Mental Health Prescriptions Increased by 73% Among Adults, 50% Among Children From 1996-2006, Study Finds
From 1996 to 2006, prescriptions for mental health medications increased by 73% among U.S. adults and by 50% among children, according to a study published on Tuesday in the journal Health Affairs, the Wall Street Journal reports. The study found that the number of U.S. seniors receiving psychotropic medications, including dementia and antipsychotic drugs, doubled during that time period. The study also found that in 2006, one in 10 adults and one in 20 children took at least one prescription for mental health.
A separate study also published in Health Affairs on Tuesday found that per-capita spending for mental health care increased by more than 30% over the same 10-year period, with nearly all of the increase caused by psychiatric drug costs. According to the study, for about 30 years ending in 2000, mental health cost growth remained relatively flat at about 1% of the annual gross domestic product and grew at about half the rate of other health care spending.

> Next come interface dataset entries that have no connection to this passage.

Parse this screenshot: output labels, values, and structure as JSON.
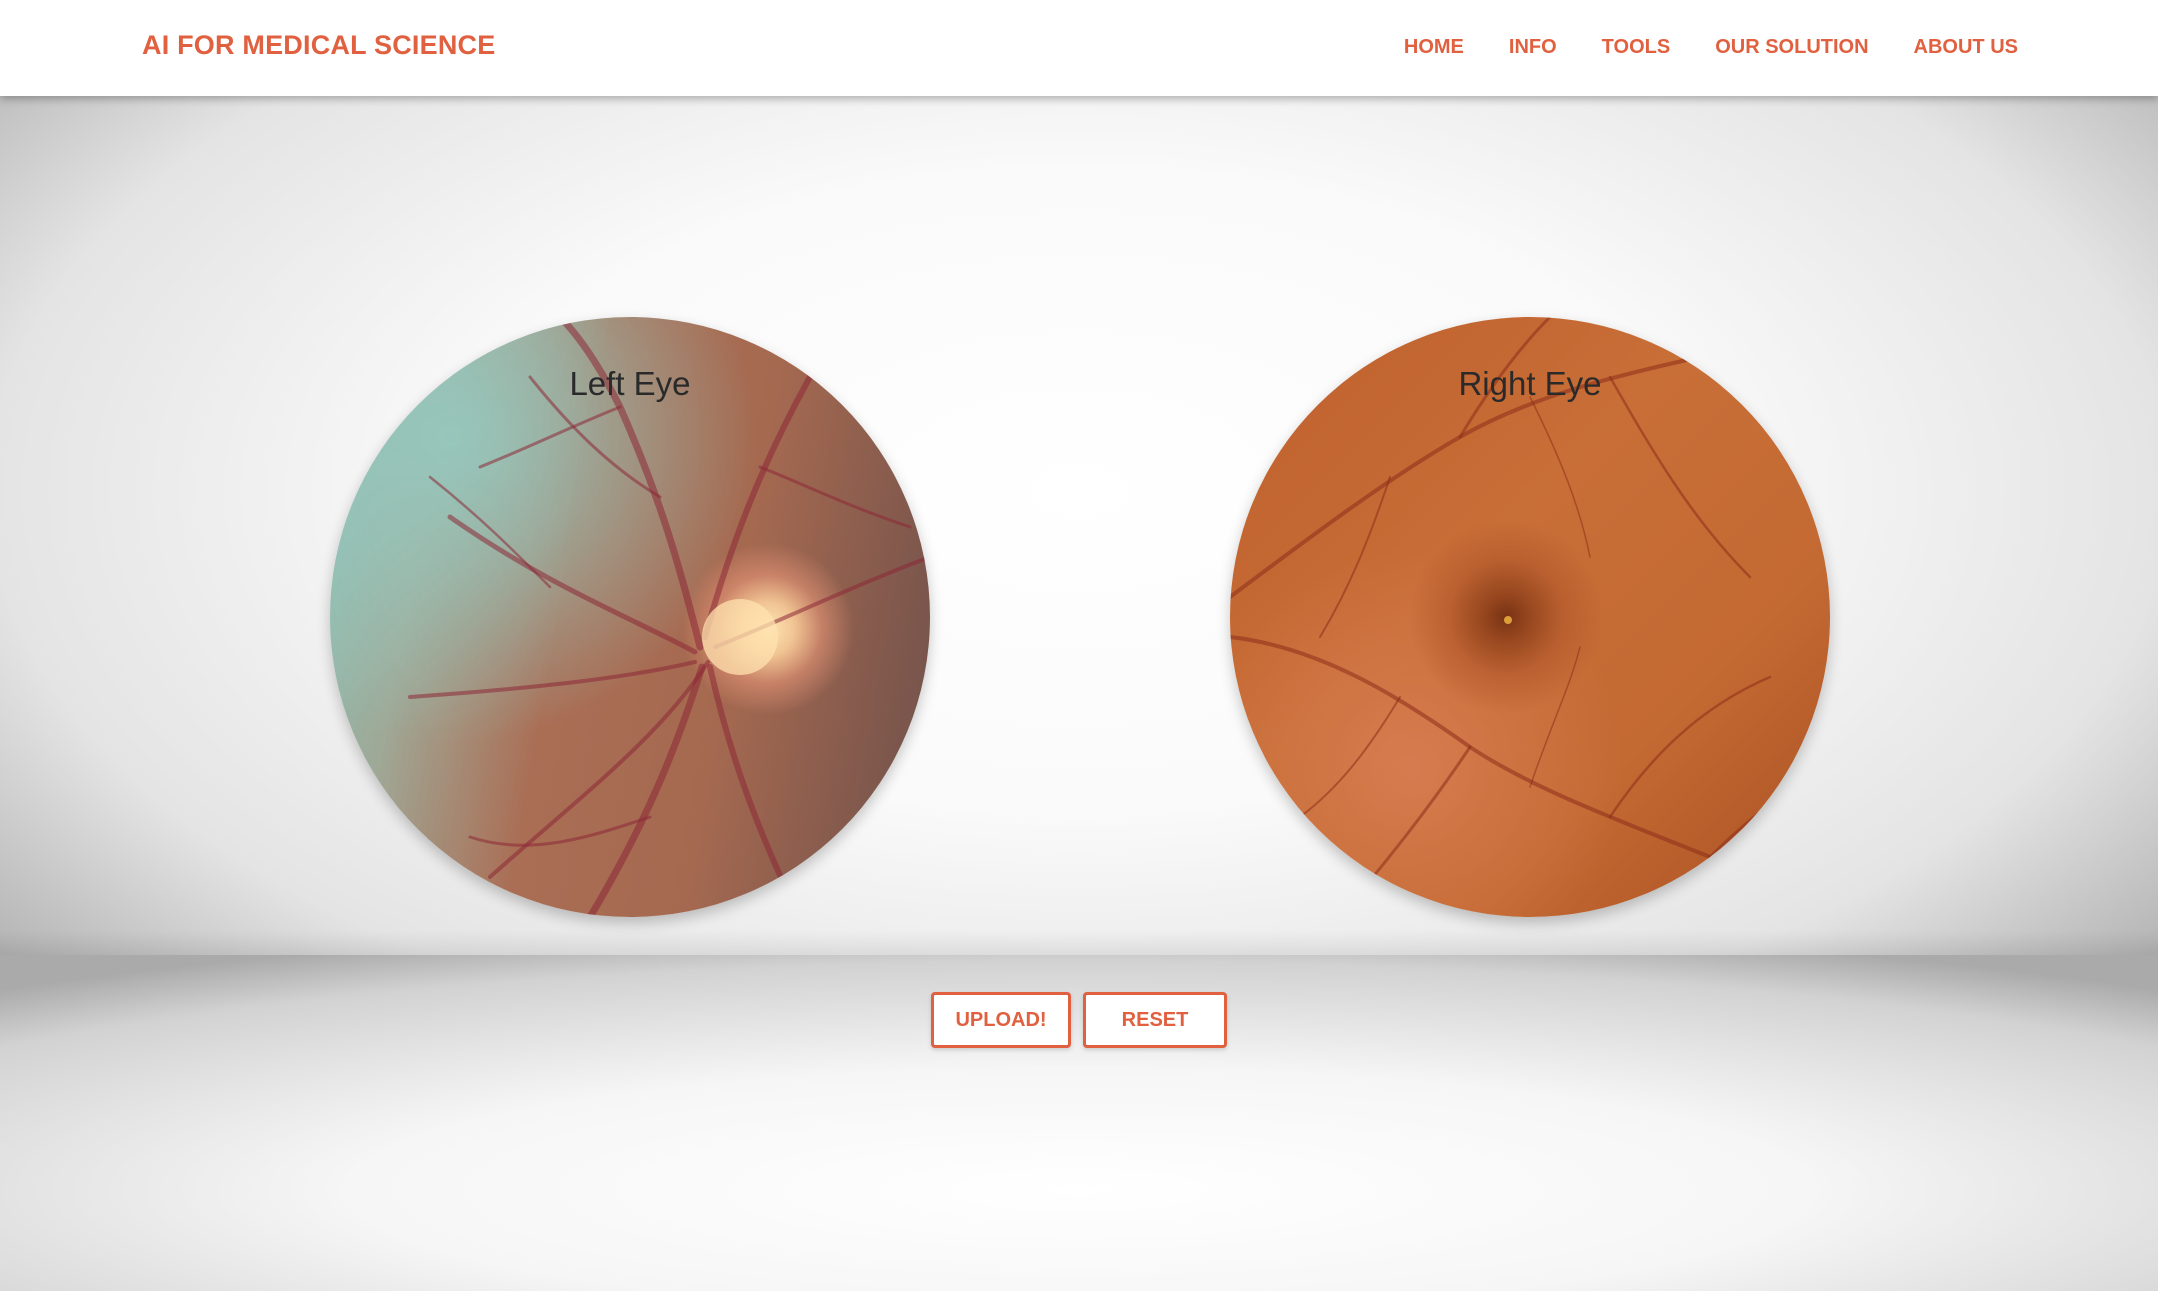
{
  "header": {
    "brand": "AI FOR MEDICAL SCIENCE",
    "nav": [
      "HOME",
      "INFO",
      "TOOLS",
      "OUR SOLUTION",
      "ABOUT US"
    ]
  },
  "eyes": {
    "left": {
      "label": "Left Eye"
    },
    "right": {
      "label": "Right Eye"
    }
  },
  "actions": {
    "upload": "UPLOAD!",
    "reset": "RESET"
  },
  "colors": {
    "accent": "#e0603f",
    "header_bg": "#ffffff",
    "label_text": "#2a2a2a"
  },
  "icons": {
    "left_eye_image": "retina-fundus-left",
    "right_eye_image": "retina-fundus-right"
  }
}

However, spending began to climb sharply after 2000. Drugs accounted for 51% of mental health care costs in 2006, while drugs accounted for 26% of spending for all other health care costs, according to national data.

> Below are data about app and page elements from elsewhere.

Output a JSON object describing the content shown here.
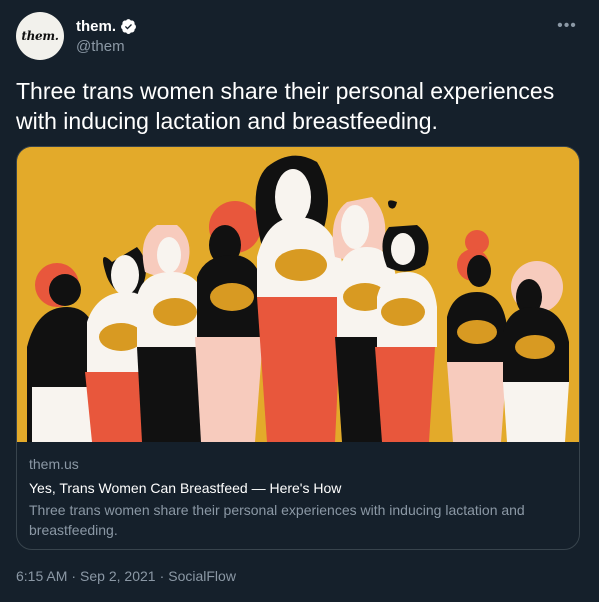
{
  "author": {
    "avatar_text": "them.",
    "display_name": "them.",
    "handle": "@them",
    "verified": true
  },
  "tweet": {
    "text": "Three trans women share their personal experiences with inducing lactation and breastfeeding."
  },
  "card": {
    "domain": "them.us",
    "title": "Yes, Trans Women Can Breastfeed — Here's How",
    "description": "Three trans women share their personal experiences with inducing lactation and breastfeeding."
  },
  "meta": {
    "time": "6:15 AM",
    "date": "Sep 2, 2021",
    "source": "SocialFlow",
    "separator": "·"
  },
  "colors": {
    "background": "#15202b",
    "card_border": "#38444d",
    "secondary_text": "#8b98a5",
    "illustration_bg": "#e3aa2a",
    "verified": "#ffffff"
  },
  "icons": {
    "verified": "verified-badge-icon",
    "more": "more-dots-icon"
  }
}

Richard Frank, a health economist at Harvard Medical School and an author for both studies, said that the growth in mental health care costs is often related to the costs for the drugs. He attributed the rise in mental health spending and prescription rates to better access to care, but noted that he has "seen some stalling in recent years" in that trend -- possibly because there is greater reliance of the use of psychiatric drugs compared with other forms of psychosocial treatments such as therapist visits. "What that says to me is the increase in drugs by itself -- just expanding the number of people who appropriately get drugs -- can get you improvement," he said, but added that medication alone "may not be enough" without adequate psychosocial support, especially for patients with severe disorders (Wang, Wall Street Journal, 5/5).

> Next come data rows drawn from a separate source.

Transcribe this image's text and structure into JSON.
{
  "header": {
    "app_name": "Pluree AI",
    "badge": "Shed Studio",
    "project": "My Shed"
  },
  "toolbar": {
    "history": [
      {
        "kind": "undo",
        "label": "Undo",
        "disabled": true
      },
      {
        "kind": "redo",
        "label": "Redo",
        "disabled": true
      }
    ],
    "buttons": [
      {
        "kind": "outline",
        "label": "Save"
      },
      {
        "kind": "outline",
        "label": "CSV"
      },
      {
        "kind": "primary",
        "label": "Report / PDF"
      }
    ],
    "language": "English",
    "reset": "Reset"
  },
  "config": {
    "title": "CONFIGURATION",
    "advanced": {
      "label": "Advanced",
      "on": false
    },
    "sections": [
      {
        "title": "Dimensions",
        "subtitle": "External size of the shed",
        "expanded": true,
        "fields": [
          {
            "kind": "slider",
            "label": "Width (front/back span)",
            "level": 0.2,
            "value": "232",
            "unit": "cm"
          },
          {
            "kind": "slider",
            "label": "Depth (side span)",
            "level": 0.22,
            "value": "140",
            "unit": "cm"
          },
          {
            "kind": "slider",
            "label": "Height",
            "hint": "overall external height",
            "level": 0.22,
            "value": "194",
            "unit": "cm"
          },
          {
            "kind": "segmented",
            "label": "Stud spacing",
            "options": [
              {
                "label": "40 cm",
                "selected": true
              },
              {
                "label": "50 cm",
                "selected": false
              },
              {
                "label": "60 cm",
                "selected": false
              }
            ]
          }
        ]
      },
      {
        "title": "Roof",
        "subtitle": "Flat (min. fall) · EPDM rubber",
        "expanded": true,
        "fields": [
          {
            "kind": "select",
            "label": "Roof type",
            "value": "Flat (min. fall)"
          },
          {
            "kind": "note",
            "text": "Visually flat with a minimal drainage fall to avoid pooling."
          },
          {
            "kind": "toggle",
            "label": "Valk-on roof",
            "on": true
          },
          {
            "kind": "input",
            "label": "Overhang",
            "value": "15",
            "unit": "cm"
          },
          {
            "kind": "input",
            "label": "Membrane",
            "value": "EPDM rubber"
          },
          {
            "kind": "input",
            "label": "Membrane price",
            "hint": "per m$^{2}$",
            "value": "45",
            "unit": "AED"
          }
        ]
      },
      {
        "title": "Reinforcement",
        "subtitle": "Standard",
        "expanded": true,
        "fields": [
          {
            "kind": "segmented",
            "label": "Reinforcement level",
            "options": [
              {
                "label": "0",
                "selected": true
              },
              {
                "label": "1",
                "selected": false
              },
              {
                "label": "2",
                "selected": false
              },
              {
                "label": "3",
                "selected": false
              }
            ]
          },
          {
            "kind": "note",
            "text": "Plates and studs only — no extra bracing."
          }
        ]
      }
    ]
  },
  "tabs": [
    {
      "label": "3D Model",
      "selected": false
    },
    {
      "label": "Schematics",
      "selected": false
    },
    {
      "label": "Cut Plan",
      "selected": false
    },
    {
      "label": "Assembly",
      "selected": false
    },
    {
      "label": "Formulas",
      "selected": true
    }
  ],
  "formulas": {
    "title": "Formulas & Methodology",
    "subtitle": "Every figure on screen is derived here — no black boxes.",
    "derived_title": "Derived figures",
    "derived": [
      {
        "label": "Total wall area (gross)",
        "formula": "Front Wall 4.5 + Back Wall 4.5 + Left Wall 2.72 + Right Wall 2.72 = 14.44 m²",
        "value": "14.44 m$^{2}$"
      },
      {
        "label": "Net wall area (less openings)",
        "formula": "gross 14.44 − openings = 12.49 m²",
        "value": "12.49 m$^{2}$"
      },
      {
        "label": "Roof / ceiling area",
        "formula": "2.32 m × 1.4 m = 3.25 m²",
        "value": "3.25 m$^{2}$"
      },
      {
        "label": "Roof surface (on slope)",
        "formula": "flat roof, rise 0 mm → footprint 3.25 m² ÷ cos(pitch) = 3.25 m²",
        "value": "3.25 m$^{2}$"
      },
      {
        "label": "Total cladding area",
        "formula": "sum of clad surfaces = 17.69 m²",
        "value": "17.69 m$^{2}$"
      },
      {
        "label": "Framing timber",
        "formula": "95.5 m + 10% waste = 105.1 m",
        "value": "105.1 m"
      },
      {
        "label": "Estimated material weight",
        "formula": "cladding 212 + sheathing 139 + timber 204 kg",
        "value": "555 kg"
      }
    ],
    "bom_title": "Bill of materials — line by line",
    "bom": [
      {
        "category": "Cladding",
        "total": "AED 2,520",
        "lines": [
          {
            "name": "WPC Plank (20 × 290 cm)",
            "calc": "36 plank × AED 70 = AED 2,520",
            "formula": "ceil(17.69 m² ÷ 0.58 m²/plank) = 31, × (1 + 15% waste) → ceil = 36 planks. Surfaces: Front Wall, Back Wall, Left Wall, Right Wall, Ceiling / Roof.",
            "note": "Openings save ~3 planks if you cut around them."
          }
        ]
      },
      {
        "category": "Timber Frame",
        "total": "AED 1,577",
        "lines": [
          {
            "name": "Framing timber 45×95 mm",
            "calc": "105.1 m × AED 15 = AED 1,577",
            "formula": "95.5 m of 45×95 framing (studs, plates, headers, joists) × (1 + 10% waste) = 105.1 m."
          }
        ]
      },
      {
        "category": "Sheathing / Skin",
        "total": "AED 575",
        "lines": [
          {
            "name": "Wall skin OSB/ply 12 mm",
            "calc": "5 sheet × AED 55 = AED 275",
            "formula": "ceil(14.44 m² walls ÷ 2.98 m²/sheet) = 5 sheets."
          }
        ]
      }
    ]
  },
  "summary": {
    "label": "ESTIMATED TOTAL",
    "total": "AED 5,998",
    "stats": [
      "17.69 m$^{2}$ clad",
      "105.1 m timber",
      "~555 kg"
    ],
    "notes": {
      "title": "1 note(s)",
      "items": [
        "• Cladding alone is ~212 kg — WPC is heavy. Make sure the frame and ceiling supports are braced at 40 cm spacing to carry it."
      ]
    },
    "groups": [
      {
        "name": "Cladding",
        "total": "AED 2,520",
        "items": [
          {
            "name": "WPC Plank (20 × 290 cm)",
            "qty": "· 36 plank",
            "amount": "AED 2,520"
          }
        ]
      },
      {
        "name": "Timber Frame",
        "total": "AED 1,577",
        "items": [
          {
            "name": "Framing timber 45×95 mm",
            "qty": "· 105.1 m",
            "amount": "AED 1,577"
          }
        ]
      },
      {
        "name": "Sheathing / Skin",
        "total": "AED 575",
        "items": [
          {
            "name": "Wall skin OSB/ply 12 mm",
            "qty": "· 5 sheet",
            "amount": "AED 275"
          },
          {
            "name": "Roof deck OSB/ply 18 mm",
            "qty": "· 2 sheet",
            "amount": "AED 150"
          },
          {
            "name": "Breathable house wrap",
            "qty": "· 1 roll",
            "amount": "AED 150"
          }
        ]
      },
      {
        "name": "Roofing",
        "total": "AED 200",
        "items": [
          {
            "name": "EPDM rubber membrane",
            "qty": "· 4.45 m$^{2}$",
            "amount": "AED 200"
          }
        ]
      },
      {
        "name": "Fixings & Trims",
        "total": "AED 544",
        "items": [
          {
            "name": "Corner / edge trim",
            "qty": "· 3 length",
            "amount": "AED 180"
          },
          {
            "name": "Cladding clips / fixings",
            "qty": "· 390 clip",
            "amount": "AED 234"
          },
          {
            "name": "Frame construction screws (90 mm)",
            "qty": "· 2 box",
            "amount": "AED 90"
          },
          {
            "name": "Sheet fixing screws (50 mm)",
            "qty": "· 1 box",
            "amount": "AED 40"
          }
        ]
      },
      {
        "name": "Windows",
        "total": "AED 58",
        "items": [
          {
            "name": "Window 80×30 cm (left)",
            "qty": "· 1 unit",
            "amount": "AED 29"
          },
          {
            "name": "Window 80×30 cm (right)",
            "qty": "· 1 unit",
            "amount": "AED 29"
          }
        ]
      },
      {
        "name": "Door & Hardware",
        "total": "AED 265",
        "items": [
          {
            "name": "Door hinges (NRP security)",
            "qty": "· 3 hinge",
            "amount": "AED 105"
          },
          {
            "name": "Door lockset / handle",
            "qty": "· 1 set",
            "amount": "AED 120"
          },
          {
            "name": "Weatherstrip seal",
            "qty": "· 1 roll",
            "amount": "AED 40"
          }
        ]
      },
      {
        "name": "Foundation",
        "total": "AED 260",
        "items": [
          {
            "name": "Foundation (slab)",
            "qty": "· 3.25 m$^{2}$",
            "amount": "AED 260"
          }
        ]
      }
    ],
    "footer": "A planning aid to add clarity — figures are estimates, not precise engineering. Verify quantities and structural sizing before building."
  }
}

The first study is available online. The second study also is available online. Both studies were published as part of a Health Affairs thematic issue -- titled "Mental Health Care: Better, Not Best" -- which examines various mental health care trends and issues, such as spending, drug costs, comparative effectiveness, access for veterans and supported employment.